━━━ Material for this exercise ━━━
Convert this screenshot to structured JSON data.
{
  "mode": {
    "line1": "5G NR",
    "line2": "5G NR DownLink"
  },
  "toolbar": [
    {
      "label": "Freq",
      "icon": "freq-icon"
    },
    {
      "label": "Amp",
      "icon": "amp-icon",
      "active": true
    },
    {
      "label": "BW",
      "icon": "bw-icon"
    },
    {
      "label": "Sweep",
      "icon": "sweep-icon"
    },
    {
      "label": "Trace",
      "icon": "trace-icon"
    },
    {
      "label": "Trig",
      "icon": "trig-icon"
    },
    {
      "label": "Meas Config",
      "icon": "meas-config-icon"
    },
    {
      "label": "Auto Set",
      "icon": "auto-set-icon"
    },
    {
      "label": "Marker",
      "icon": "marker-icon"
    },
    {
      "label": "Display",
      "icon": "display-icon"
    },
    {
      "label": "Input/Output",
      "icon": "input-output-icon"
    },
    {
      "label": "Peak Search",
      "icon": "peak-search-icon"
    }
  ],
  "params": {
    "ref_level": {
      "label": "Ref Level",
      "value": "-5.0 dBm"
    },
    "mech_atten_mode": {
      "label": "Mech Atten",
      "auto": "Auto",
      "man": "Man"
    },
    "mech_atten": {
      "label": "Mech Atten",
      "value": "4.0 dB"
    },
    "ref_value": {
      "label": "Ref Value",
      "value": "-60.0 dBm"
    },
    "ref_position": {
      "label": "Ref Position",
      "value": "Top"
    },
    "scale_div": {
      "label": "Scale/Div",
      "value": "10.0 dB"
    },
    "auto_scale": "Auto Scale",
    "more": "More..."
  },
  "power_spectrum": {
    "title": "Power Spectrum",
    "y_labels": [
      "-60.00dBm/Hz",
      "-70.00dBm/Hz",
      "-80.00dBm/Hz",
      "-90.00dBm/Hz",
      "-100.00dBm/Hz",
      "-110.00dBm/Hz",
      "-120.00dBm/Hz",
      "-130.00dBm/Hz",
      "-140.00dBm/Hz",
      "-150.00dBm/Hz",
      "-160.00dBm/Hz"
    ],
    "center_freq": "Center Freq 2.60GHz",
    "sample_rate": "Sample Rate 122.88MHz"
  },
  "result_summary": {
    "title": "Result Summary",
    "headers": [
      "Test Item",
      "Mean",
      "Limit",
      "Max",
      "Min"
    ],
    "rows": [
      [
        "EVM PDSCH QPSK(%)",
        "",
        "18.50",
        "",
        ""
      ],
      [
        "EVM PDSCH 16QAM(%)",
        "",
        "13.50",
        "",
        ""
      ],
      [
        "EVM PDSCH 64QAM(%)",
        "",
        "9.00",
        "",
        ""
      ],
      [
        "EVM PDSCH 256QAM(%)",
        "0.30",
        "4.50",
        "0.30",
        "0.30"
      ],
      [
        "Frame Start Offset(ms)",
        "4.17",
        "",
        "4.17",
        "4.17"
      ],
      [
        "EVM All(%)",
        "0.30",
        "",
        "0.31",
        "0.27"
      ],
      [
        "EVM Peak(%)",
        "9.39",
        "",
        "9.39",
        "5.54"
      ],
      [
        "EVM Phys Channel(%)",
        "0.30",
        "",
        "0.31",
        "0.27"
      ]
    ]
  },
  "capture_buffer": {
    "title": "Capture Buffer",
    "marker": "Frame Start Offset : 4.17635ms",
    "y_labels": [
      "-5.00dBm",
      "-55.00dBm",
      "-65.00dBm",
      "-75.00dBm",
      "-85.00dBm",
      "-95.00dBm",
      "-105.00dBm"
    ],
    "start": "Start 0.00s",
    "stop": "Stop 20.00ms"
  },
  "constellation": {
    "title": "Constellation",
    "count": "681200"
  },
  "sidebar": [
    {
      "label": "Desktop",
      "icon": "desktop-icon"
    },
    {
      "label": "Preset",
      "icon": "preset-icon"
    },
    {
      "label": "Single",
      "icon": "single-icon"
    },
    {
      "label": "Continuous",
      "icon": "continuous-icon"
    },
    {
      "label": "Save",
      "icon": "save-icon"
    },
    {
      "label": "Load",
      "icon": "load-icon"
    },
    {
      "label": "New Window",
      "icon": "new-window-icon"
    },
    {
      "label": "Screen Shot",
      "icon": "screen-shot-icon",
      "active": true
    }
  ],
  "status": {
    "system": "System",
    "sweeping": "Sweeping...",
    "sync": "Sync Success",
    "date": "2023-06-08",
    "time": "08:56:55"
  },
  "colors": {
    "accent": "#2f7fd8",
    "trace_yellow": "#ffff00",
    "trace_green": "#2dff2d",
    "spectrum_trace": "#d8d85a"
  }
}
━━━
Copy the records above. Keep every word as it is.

Convert this screenshot to structured JSON data.
{
  "mode": {
    "line1": "5G NR",
    "line2": "5G NR DownLink"
  },
  "toolbar": [
    {
      "label": "Freq",
      "icon": "freq-icon"
    },
    {
      "label": "Amp",
      "icon": "amp-icon",
      "active": true
    },
    {
      "label": "BW",
      "icon": "bw-icon"
    },
    {
      "label": "Sweep",
      "icon": "sweep-icon"
    },
    {
      "label": "Trace",
      "icon": "trace-icon"
    },
    {
      "label": "Trig",
      "icon": "trig-icon"
    },
    {
      "label": "Meas Config",
      "icon": "meas-config-icon"
    },
    {
      "label": "Auto Set",
      "icon": "auto-set-icon"
    },
    {
      "label": "Marker",
      "icon": "marker-icon"
    },
    {
      "label": "Display",
      "icon": "display-icon"
    },
    {
      "label": "Input/Output",
      "icon": "input-output-icon"
    },
    {
      "label": "Peak Search",
      "icon": "peak-search-icon"
    }
  ],
  "params": {
    "ref_level": {
      "label": "Ref Level",
      "value": "-5.0 dBm"
    },
    "mech_atten_mode": {
      "label": "Mech Atten",
      "auto": "Auto",
      "man": "Man"
    },
    "mech_atten": {
      "label": "Mech Atten",
      "value": "4.0 dB"
    },
    "ref_value": {
      "label": "Ref Value",
      "value": "-60.0 dBm"
    },
    "ref_position": {
      "label": "Ref Position",
      "value": "Top"
    },
    "scale_div": {
      "label": "Scale/Div",
      "value": "10.0 dB"
    },
    "auto_scale": "Auto Scale",
    "more": "More..."
  },
  "power_spectrum": {
    "title": "Power Spectrum",
    "y_labels": [
      "-60.00dBm/Hz",
      "-70.00dBm/Hz",
      "-80.00dBm/Hz",
      "-90.00dBm/Hz",
      "-100.00dBm/Hz",
      "-110.00dBm/Hz",
      "-120.00dBm/Hz",
      "-130.00dBm/Hz",
      "-140.00dBm/Hz",
      "-150.00dBm/Hz",
      "-160.00dBm/Hz"
    ],
    "center_freq": "Center Freq 2.60GHz",
    "sample_rate": "Sample Rate 122.88MHz"
  },
  "result_summary": {
    "title": "Result Summary",
    "headers": [
      "Test Item",
      "Mean",
      "Limit",
      "Max",
      "Min"
    ],
    "rows": [
      [
        "EVM PDSCH QPSK(%)",
        "",
        "18.50",
        "",
        ""
      ],
      [
        "EVM PDSCH 16QAM(%)",
        "",
        "13.50",
        "",
        ""
      ],
      [
        "EVM PDSCH 64QAM(%)",
        "",
        "9.00",
        "",
        ""
      ],
      [
        "EVM PDSCH 256QAM(%)",
        "0.30",
        "4.50",
        "0.30",
        "0.30"
      ],
      [
        "Frame Start Offset(ms)",
        "4.17",
        "",
        "4.17",
        "4.17"
      ],
      [
        "EVM All(%)",
        "0.30",
        "",
        "0.31",
        "0.27"
      ],
      [
        "EVM Peak(%)",
        "9.39",
        "",
        "9.39",
        "5.54"
      ],
      [
        "EVM Phys Channel(%)",
        "0.30",
        "",
        "0.31",
        "0.27"
      ]
    ]
  },
  "capture_buffer": {
    "title": "Capture Buffer",
    "marker": "Frame Start Offset : 4.17635ms",
    "y_labels": [
      "-5.00dBm",
      "-55.00dBm",
      "-65.00dBm",
      "-75.00dBm",
      "-85.00dBm",
      "-95.00dBm",
      "-105.00dBm"
    ],
    "start": "Start 0.00s",
    "stop": "Stop 20.00ms"
  },
  "constellation": {
    "title": "Constellation",
    "count": "681200"
  },
  "sidebar": [
    {
      "label": "Desktop",
      "icon": "desktop-icon"
    },
    {
      "label": "Preset",
      "icon": "preset-icon"
    },
    {
      "label": "Single",
      "icon": "single-icon"
    },
    {
      "label": "Continuous",
      "icon": "continuous-icon"
    },
    {
      "label": "Save",
      "icon": "save-icon"
    },
    {
      "label": "Load",
      "icon": "load-icon"
    },
    {
      "label": "New Window",
      "icon": "new-window-icon"
    },
    {
      "label": "Screen Shot",
      "icon": "screen-shot-icon",
      "active": true
    }
  ],
  "status": {
    "system": "System",
    "sweeping": "Sweeping...",
    "sync": "Sync Success",
    "date": "2023-06-08",
    "time": "08:56:55"
  },
  "colors": {
    "accent": "#2f7fd8",
    "trace_yellow": "#ffff00",
    "trace_green": "#2dff2d",
    "spectrum_trace": "#d8d85a"
  }
}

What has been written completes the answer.